For most people, cost and convenience are at the top of the list when filling a prescription. Don’t wait to get sticker shock at the pharmacy counter. Use the five tips below to learn now what’s covered under your pharmacy plan, and how much you’ll have to pay.
And to get the most value out of the rest of your benefits, check out:
1. Learn which drugs are covered.
Most health benefits plans have a formulary, or list of prescription drugs that are covered. Formularies provide different levels of coverage based on the drug's cost, effectiveness or other considerations (brand-name vs. generic, etc.). Health plans review and update their formularies, generally once a year, so be sure to check for changes.
Some plans may cover some preventive drugs and over-the-counter (OTC) medications at no cost to you when prescribed by your doctor. Call customer service and ask what’s available to you.
2. Check out mail order options.
If you take regular medications, often you can save money by using mail order. Your plan may even require it. Check your plan documents to find out. Mail order is convenient and saves you money; you just send the prescription to them and your medicine arrives on your doorstep without a trip to the pharmacy.
3. Know the cost before you go.
Some plans have online tools that tell you – before you fill a prescription – how much a drug will cost. Check it out. If you can’t find an online tool, call customer service and ask. It’s better to know before you are standing at the pharmacy counter. And if it’s too much, you can ask your doctor to consider another drug.
4. Are there steps in your coverage?
Were you prescribed a really expensive drug? Sometimes a plan requires you to first try less expensive drugs for your condition. If the generic or other brand does not work well, the plan then may cover the more expensive drug. Often people find the less expensive option works well. These steps help keep your insurance more affordable.
5. Not a prescription?
You can save money by paying for over-the-counter medications and health products like bandages or contact solution with a Flexible Spending Account.

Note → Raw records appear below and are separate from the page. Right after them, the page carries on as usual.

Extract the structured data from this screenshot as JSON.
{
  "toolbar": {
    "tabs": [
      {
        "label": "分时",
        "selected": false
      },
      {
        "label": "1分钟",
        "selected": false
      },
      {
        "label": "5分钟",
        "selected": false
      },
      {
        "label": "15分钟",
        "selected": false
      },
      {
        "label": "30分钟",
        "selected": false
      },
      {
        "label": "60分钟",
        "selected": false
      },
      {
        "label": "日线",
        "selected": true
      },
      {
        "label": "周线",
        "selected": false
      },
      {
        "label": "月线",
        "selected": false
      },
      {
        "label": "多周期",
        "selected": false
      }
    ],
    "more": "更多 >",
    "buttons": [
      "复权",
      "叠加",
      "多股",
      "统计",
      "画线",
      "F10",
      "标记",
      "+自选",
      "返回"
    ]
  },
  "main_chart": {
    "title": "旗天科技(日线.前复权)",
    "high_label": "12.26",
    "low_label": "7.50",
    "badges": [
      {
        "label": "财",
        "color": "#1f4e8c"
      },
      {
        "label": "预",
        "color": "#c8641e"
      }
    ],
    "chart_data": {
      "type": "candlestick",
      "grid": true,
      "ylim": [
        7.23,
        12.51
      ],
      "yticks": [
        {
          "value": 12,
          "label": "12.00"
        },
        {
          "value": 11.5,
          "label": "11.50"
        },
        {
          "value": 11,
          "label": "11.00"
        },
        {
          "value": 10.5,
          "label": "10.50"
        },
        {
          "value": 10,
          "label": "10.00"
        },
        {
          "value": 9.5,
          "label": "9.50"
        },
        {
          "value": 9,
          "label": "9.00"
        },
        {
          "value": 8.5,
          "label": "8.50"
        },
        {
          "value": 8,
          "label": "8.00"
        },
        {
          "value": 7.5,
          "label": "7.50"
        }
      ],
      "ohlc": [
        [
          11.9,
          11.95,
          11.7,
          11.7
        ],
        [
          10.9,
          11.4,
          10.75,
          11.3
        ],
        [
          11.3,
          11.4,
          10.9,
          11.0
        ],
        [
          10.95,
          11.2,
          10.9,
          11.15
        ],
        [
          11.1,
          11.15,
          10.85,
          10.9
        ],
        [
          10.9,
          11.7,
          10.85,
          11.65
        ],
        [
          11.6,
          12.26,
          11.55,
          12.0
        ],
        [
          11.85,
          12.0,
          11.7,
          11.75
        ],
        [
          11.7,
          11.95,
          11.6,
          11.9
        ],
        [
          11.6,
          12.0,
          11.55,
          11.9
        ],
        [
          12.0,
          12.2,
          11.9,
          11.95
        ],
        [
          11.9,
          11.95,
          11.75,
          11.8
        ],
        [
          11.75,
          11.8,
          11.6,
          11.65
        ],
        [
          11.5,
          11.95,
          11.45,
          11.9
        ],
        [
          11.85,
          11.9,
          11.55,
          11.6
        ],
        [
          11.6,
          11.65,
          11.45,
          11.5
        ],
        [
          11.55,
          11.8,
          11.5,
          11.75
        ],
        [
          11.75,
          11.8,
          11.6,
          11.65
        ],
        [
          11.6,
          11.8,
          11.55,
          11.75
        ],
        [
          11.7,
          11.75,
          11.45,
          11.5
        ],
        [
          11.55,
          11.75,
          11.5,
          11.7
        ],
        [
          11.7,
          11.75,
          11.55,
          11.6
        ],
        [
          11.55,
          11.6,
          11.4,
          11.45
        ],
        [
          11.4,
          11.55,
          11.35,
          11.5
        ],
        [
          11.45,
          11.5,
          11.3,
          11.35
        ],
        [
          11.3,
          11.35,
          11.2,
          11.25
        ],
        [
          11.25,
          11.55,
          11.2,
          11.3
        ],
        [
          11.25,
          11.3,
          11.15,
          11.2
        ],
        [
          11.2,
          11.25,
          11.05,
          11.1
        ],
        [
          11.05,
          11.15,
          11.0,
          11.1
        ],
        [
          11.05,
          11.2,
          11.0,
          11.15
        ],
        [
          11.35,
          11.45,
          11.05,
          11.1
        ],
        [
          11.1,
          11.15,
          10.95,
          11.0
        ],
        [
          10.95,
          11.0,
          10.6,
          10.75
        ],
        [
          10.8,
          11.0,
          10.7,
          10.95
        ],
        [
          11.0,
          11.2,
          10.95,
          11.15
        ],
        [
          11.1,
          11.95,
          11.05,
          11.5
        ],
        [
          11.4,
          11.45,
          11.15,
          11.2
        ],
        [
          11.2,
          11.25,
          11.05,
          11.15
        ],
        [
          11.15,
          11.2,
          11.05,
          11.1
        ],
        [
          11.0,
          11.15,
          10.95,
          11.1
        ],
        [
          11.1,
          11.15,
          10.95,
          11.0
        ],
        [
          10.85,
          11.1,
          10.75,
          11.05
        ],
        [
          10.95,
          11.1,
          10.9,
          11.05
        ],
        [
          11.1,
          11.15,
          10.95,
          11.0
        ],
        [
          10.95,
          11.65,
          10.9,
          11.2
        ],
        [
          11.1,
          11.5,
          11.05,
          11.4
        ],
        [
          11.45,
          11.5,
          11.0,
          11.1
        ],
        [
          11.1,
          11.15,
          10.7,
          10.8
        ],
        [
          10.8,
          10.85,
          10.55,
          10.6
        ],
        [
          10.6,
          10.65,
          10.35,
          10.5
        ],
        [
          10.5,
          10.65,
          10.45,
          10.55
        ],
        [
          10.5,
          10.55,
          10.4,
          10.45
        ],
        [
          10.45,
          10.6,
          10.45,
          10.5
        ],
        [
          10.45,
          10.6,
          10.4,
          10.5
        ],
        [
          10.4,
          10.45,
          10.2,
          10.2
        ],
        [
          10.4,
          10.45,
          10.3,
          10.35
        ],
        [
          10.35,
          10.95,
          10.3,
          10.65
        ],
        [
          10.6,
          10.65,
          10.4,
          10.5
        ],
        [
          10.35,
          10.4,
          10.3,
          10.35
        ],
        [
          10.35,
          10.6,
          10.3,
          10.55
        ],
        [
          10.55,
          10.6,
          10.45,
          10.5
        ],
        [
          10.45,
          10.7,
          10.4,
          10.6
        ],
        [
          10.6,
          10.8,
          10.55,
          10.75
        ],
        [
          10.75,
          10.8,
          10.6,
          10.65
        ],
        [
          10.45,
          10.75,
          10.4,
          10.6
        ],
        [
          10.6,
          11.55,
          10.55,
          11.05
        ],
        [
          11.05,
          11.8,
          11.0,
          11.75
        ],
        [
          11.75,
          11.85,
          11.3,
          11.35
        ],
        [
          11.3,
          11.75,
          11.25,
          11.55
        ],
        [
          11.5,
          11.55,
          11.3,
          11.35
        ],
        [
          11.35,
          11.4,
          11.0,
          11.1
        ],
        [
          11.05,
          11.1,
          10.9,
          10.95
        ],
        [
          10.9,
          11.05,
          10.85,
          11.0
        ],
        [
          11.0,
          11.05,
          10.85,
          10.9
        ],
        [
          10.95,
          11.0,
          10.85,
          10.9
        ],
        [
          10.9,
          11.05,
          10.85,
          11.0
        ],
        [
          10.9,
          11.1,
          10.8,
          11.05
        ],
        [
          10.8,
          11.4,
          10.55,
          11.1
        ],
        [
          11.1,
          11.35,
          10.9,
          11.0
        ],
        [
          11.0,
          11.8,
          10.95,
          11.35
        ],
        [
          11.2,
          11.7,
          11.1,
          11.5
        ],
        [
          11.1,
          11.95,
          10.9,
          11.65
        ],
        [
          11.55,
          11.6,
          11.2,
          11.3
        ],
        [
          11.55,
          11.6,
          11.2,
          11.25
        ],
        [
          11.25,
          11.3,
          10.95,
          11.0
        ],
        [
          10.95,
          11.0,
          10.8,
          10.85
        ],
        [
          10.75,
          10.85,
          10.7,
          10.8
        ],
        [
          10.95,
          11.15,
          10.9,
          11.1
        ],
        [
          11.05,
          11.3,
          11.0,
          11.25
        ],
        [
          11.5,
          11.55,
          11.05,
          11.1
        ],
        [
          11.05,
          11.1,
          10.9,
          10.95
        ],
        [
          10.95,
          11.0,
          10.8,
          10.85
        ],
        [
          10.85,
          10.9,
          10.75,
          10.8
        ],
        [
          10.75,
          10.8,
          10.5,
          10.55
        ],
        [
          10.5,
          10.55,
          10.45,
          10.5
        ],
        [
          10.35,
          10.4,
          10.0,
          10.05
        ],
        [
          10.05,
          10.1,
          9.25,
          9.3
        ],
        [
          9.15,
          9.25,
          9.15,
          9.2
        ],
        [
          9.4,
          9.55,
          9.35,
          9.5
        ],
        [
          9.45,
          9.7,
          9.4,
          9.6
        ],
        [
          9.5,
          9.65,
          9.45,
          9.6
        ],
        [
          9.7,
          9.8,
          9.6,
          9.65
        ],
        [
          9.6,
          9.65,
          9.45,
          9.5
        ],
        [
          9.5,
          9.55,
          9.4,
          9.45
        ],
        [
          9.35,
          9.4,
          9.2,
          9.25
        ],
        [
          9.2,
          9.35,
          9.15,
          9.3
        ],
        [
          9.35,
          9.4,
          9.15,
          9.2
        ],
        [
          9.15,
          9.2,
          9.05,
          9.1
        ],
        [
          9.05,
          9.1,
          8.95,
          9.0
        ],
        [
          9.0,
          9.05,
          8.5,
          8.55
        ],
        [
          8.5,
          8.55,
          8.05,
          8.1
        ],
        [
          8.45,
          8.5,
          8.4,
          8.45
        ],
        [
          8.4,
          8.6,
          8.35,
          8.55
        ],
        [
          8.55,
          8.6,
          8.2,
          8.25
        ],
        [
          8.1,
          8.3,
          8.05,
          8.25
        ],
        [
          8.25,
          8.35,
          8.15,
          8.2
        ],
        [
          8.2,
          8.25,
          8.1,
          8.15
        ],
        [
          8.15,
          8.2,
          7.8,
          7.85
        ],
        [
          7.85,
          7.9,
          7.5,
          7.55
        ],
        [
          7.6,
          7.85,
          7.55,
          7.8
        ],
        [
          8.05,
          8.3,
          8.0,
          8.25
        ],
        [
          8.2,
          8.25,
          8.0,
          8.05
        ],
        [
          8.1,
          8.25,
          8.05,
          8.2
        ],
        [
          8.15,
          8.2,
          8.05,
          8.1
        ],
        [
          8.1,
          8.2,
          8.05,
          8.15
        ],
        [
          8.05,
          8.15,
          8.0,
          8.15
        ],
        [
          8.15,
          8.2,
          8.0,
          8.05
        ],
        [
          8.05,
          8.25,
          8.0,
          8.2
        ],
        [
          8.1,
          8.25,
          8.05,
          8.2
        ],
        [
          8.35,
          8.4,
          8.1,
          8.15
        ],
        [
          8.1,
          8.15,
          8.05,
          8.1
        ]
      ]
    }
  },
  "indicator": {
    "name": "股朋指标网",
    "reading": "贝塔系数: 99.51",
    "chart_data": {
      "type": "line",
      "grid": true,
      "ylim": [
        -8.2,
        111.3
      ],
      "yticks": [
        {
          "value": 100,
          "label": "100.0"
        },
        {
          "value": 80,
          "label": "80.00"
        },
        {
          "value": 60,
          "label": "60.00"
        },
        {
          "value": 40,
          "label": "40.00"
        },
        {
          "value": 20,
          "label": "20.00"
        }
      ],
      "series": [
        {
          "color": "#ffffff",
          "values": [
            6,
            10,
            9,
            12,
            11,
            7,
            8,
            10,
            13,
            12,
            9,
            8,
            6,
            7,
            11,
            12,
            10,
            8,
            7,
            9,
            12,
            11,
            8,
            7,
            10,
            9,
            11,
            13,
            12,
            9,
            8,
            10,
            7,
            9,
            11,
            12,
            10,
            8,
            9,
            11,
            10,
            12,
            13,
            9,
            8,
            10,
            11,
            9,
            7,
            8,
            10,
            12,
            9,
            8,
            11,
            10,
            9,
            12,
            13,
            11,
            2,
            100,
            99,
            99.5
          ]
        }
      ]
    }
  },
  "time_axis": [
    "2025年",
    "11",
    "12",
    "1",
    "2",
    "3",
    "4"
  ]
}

You’ll need a prescription from your doctor for the medicines, however, and you need to fill it at a pharmacy. Note that IRS rules don’t allow use of FSA funds for non-prescribed medications, including over-the-counter medications.